Maximum Security survived his colic ordeal, but the setback derailed his chances of making the GI Breeders’ Cup Classic (he instead capped his season by authoritatively winning the GI Cigar Mile a month later).
Math Wizard did end up running in the Classic, and he came home a credible fifth.
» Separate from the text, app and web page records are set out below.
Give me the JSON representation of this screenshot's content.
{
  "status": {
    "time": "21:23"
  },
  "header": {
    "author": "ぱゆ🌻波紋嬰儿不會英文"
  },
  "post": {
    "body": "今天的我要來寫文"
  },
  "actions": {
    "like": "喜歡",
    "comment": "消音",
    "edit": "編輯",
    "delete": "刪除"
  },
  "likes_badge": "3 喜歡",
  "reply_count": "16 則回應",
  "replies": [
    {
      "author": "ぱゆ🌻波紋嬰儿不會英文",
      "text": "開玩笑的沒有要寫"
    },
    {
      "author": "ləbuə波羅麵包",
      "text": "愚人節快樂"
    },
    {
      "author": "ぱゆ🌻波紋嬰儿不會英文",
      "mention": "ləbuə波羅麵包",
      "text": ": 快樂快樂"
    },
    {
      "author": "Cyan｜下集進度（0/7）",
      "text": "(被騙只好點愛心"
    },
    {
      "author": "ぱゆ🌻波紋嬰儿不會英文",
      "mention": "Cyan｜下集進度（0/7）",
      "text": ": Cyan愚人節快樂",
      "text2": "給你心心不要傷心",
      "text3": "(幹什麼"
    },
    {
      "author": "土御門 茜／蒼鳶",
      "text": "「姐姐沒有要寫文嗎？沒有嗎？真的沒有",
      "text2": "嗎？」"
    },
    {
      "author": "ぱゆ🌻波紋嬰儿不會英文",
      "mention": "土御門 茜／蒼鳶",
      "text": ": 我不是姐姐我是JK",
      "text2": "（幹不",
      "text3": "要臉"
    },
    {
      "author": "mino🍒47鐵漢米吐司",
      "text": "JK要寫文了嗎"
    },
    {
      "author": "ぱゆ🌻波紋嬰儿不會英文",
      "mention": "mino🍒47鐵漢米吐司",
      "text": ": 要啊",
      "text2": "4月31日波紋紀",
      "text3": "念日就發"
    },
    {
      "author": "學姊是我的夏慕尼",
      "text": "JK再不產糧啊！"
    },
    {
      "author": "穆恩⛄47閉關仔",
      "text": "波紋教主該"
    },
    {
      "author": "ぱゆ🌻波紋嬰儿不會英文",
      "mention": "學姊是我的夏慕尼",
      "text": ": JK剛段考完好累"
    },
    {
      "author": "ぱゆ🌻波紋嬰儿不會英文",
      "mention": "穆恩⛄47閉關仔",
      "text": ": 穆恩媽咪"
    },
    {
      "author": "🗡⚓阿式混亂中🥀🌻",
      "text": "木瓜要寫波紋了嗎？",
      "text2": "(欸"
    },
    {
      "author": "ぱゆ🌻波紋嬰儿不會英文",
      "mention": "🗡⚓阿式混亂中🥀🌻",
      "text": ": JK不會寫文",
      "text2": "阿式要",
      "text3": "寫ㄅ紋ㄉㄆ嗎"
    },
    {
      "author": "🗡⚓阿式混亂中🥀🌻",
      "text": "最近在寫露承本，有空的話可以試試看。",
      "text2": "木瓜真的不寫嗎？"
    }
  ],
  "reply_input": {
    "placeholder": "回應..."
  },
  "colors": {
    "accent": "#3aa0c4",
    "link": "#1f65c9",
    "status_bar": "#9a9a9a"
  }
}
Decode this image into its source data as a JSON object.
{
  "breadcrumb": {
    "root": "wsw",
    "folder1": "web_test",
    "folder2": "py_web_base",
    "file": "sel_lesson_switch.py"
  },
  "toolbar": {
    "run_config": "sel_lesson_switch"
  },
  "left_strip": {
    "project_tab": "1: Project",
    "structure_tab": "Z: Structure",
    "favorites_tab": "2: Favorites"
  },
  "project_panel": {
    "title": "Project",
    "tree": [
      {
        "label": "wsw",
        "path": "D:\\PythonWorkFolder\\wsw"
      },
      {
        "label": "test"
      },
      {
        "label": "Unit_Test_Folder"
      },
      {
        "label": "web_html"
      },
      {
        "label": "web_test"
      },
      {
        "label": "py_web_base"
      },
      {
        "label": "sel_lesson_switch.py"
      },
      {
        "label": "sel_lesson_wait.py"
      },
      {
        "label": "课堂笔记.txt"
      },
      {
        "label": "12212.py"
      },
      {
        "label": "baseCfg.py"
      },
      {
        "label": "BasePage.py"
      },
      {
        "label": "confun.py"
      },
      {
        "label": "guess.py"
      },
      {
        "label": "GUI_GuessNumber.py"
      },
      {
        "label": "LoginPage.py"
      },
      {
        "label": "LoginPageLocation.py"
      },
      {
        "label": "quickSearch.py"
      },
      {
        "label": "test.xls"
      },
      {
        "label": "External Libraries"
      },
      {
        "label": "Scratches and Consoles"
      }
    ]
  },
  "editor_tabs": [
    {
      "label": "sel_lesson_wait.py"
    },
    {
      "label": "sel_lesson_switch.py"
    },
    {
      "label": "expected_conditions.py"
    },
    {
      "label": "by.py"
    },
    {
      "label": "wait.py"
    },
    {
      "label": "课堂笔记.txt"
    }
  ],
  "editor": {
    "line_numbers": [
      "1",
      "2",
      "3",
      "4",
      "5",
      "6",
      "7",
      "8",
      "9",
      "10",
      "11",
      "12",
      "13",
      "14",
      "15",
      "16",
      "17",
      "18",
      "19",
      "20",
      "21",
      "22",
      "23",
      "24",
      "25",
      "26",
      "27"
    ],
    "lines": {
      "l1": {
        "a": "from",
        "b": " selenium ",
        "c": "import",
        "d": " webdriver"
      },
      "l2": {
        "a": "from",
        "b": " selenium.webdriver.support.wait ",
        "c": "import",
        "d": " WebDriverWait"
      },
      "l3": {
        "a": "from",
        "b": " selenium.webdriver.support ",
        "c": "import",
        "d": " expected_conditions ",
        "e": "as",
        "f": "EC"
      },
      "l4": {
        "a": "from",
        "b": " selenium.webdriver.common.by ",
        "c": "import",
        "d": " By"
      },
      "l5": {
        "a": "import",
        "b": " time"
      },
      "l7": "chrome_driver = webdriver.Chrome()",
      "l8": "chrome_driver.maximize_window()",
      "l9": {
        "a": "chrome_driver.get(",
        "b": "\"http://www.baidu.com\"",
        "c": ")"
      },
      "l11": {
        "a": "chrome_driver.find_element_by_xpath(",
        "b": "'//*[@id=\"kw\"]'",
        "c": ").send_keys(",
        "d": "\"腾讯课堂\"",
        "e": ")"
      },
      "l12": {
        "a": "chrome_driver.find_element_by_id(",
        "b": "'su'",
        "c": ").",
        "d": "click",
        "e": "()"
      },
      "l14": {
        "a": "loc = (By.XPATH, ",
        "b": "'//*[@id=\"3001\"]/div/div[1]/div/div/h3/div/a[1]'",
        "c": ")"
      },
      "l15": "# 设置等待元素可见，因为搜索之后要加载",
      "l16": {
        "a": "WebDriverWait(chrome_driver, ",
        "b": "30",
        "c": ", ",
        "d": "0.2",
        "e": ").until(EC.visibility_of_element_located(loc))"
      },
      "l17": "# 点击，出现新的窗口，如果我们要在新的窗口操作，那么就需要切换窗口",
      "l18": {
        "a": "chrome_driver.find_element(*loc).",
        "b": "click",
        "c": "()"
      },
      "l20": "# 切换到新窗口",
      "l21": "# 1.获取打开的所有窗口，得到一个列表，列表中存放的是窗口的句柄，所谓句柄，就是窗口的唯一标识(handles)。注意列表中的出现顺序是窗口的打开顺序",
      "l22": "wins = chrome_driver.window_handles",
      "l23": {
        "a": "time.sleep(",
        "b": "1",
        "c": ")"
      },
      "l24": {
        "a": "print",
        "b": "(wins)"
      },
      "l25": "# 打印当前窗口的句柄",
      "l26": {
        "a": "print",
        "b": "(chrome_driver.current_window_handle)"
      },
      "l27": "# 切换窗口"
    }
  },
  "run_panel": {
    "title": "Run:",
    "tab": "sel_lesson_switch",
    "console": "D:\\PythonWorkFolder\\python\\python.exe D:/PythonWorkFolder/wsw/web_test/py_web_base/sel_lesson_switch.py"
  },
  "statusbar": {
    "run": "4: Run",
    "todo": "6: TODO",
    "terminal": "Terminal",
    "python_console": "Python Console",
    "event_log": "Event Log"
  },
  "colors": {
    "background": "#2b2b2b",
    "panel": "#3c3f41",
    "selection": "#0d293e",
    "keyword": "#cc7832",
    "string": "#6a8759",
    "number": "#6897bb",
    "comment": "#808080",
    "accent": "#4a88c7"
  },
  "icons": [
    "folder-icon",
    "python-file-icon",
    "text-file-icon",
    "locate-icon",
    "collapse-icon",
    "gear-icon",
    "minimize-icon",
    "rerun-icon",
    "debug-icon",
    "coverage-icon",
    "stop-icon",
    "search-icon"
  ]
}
But that race ended up infamous for all the wrong reasons when Mongolian Groom (Hightail) suffered a catastrophic injury that led to his euthanization, sparking a loud, prolonged public outcry about Thoroughbred welfare that has badly rattled the U.S. racing industry.
It’s mind-blowing to think that the three most talked-about Grade I races of 2019–the Kentucky Derby, the Haskell, and the Breeders’ Cup Classic–all had ties to an unheralded, low-level maiden sprint that no one ever fathomed would be a game-changer.
Yet the most astonishing aspect of that key race might still be in the pipeline: Both Maximum Security and Math Wizard are under consideration for the $20 million Saudi Cup Feb. 29. The potential for not just one, but two horses to make the stratospheric leap out of the same $16,000 maiden-claimer to the world’s richest horse race defies all logic and history–which is why it’s such a tantalizing prospect.
You could probably win a bar bet by retaining the name of that well-meant maiden who was favored to beat both Maximum Security and Math Wizard one year ago.
That would be Guerreron (Revolutionary), who eventually hit the winner’s circle two months later. The gelding has knocked around the claiming ranks trying to escape his NW2L condition ever since, and has changed hands twice via the claim box while running at or near Florida’s lowest levels.
After eating Maximum Security’s dust aboard Guerreron in that Dec. 20, 2018, maiden race, jockey Luis Saez eventually picked up the mount aboard Max and engineered a career-best season in 2019 while piloting the potential 3-year-old champ to every one of his stakes scores.
And the 1-for-18 Guerreron? Last Wednesday he ran fourth for an $8,000 tag at Tampa Bay Downs. He isn’t fleet of foot, but the battle-tested gelding tries–befitting of a horse whose name roughly translates to “warrior.”
Horses like Maximum Security dominate the sport’s headlines, and deservedly so. But the Guerrerons of the game keep the industry grinding along on a daily basis, and they’re important too.
If you’re a believer in the “parallel universe” theory, maybe there’s a Kentucky Derby or a Saudi Cup trip to Riyadh out there somewhere in the multiverse with Guerreron’s name on it.
But not, for certain, in the world we are currently inhabiting. This twilight zone of a racing season has been bizarre enough on its own, thanks.